Task objective
All records that follow are to be copied exactly, with images omitted.

Available records
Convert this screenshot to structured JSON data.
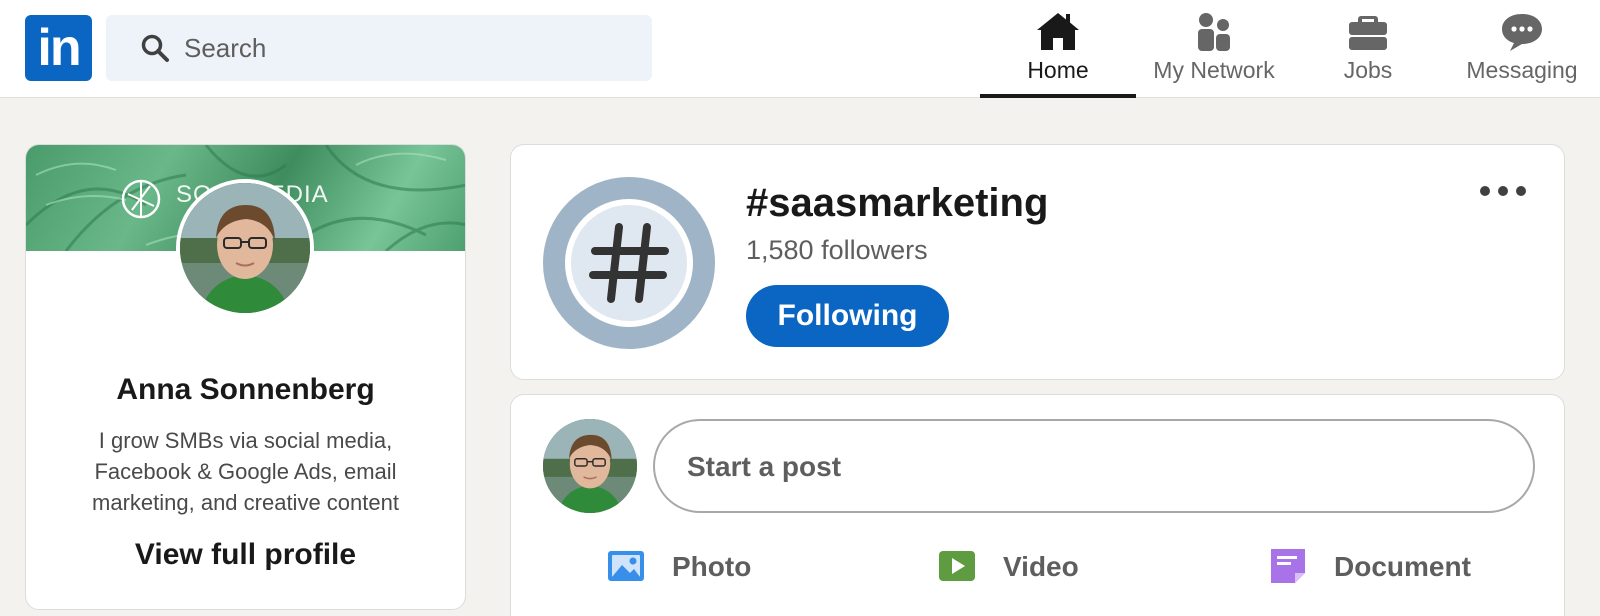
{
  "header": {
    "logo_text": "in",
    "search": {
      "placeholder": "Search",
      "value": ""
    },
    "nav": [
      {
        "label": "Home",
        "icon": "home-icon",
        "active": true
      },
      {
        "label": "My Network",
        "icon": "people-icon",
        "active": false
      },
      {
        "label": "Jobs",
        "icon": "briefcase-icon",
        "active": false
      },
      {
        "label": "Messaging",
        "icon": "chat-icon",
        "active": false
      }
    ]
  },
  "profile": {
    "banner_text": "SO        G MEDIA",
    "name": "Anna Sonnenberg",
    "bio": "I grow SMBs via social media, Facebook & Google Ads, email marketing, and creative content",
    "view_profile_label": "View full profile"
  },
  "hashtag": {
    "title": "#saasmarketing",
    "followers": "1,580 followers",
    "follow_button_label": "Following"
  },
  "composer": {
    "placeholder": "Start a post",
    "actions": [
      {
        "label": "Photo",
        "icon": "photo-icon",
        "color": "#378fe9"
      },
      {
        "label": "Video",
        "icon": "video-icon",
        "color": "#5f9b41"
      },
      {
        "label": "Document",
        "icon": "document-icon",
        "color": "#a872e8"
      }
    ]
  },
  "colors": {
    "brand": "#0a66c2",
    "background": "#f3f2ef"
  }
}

Written response
Convert this screenshot to structured JSON data.
{
  "header": {
    "logo_text": "in",
    "search": {
      "placeholder": "Search",
      "value": ""
    },
    "nav": [
      {
        "label": "Home",
        "icon": "home-icon",
        "active": true
      },
      {
        "label": "My Network",
        "icon": "people-icon",
        "active": false
      },
      {
        "label": "Jobs",
        "icon": "briefcase-icon",
        "active": false
      },
      {
        "label": "Messaging",
        "icon": "chat-icon",
        "active": false
      }
    ]
  },
  "profile": {
    "banner_text": "SO        G MEDIA",
    "name": "Anna Sonnenberg",
    "bio": "I grow SMBs via social media, Facebook & Google Ads, email marketing, and creative content",
    "view_profile_label": "View full profile"
  },
  "hashtag": {
    "title": "#saasmarketing",
    "followers": "1,580 followers",
    "follow_button_label": "Following"
  },
  "composer": {
    "placeholder": "Start a post",
    "actions": [
      {
        "label": "Photo",
        "icon": "photo-icon",
        "color": "#378fe9"
      },
      {
        "label": "Video",
        "icon": "video-icon",
        "color": "#5f9b41"
      },
      {
        "label": "Document",
        "icon": "document-icon",
        "color": "#a872e8"
      }
    ]
  },
  "colors": {
    "brand": "#0a66c2",
    "background": "#f3f2ef"
  }
}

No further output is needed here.